### What to produce
Print out all the records, word for word.

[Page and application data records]
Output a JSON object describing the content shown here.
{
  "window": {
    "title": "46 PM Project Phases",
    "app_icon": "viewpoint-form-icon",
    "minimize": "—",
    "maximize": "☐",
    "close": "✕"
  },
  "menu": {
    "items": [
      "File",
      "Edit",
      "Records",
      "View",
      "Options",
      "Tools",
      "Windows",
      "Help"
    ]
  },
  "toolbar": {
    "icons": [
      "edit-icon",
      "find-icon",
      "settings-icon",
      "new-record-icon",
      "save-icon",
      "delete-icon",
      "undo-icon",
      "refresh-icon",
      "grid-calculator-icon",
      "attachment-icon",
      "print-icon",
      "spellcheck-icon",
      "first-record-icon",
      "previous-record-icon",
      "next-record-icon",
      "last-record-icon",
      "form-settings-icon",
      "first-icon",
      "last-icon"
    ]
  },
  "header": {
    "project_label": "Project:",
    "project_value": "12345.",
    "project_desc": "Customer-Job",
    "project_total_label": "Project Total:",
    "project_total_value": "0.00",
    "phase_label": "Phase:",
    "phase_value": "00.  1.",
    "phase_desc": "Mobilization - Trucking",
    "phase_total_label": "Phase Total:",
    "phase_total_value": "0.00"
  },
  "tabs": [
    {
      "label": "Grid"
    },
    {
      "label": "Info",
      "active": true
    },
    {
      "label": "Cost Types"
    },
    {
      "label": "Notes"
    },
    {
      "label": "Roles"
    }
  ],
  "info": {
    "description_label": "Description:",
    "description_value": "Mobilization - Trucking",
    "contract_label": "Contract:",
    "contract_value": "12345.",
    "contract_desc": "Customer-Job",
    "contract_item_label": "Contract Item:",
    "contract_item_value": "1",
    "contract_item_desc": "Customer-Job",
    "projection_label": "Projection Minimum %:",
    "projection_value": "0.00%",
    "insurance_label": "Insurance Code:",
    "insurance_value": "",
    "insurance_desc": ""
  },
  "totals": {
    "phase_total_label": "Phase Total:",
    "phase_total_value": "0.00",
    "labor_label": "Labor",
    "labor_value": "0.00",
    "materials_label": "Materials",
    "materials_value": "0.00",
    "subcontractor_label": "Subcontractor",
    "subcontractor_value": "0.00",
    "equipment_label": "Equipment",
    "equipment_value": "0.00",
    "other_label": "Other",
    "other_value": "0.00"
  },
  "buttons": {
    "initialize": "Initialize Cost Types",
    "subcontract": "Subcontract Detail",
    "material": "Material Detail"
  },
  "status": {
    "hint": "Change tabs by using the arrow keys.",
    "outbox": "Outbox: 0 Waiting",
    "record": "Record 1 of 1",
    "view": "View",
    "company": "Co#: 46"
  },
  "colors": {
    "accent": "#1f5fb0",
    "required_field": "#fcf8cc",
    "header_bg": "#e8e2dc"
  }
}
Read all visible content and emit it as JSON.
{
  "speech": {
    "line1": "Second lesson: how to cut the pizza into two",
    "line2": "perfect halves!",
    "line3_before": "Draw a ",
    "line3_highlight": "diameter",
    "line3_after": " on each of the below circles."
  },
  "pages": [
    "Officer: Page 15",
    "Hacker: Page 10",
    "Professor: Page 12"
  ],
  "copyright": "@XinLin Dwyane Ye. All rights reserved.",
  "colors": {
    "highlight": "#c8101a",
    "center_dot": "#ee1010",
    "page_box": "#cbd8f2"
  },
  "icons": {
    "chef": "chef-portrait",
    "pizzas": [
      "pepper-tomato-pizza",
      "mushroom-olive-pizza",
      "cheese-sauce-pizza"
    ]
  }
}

### Output for this exercise
Output a JSON object describing the content shown here.
{
  "window": {
    "title": "46 PM Project Phases",
    "app_icon": "viewpoint-form-icon",
    "minimize": "—",
    "maximize": "☐",
    "close": "✕"
  },
  "menu": {
    "items": [
      "File",
      "Edit",
      "Records",
      "View",
      "Options",
      "Tools",
      "Windows",
      "Help"
    ]
  },
  "toolbar": {
    "icons": [
      "edit-icon",
      "find-icon",
      "settings-icon",
      "new-record-icon",
      "save-icon",
      "delete-icon",
      "undo-icon",
      "refresh-icon",
      "grid-calculator-icon",
      "attachment-icon",
      "print-icon",
      "spellcheck-icon",
      "first-record-icon",
      "previous-record-icon",
      "next-record-icon",
      "last-record-icon",
      "form-settings-icon",
      "first-icon",
      "last-icon"
    ]
  },
  "header": {
    "project_label": "Project:",
    "project_value": "12345.",
    "project_desc": "Customer-Job",
    "project_total_label": "Project Total:",
    "project_total_value": "0.00",
    "phase_label": "Phase:",
    "phase_value": "00.  1.",
    "phase_desc": "Mobilization - Trucking",
    "phase_total_label": "Phase Total:",
    "phase_total_value": "0.00"
  },
  "tabs": [
    {
      "label": "Grid"
    },
    {
      "label": "Info",
      "active": true
    },
    {
      "label": "Cost Types"
    },
    {
      "label": "Notes"
    },
    {
      "label": "Roles"
    }
  ],
  "info": {
    "description_label": "Description:",
    "description_value": "Mobilization - Trucking",
    "contract_label": "Contract:",
    "contract_value": "12345.",
    "contract_desc": "Customer-Job",
    "contract_item_label": "Contract Item:",
    "contract_item_value": "1",
    "contract_item_desc": "Customer-Job",
    "projection_label": "Projection Minimum %:",
    "projection_value": "0.00%",
    "insurance_label": "Insurance Code:",
    "insurance_value": "",
    "insurance_desc": ""
  },
  "totals": {
    "phase_total_label": "Phase Total:",
    "phase_total_value": "0.00",
    "labor_label": "Labor",
    "labor_value": "0.00",
    "materials_label": "Materials",
    "materials_value": "0.00",
    "subcontractor_label": "Subcontractor",
    "subcontractor_value": "0.00",
    "equipment_label": "Equipment",
    "equipment_value": "0.00",
    "other_label": "Other",
    "other_value": "0.00"
  },
  "buttons": {
    "initialize": "Initialize Cost Types",
    "subcontract": "Subcontract Detail",
    "material": "Material Detail"
  },
  "status": {
    "hint": "Change tabs by using the arrow keys.",
    "outbox": "Outbox: 0 Waiting",
    "record": "Record 1 of 1",
    "view": "View",
    "company": "Co#: 46"
  },
  "colors": {
    "accent": "#1f5fb0",
    "required_field": "#fcf8cc",
    "header_bg": "#e8e2dc"
  }
}
Read all visible content and emit it as JSON.
{
  "speech": {
    "line1": "Second lesson: how to cut the pizza into two",
    "line2": "perfect halves!",
    "line3_before": "Draw a ",
    "line3_highlight": "diameter",
    "line3_after": " on each of the below circles."
  },
  "pages": [
    "Officer: Page 15",
    "Hacker: Page 10",
    "Professor: Page 12"
  ],
  "copyright": "@XinLin Dwyane Ye. All rights reserved.",
  "colors": {
    "highlight": "#c8101a",
    "center_dot": "#ee1010",
    "page_box": "#cbd8f2"
  },
  "icons": {
    "chef": "chef-portrait",
    "pizzas": [
      "pepper-tomato-pizza",
      "mushroom-olive-pizza",
      "cheese-sauce-pizza"
    ]
  }
}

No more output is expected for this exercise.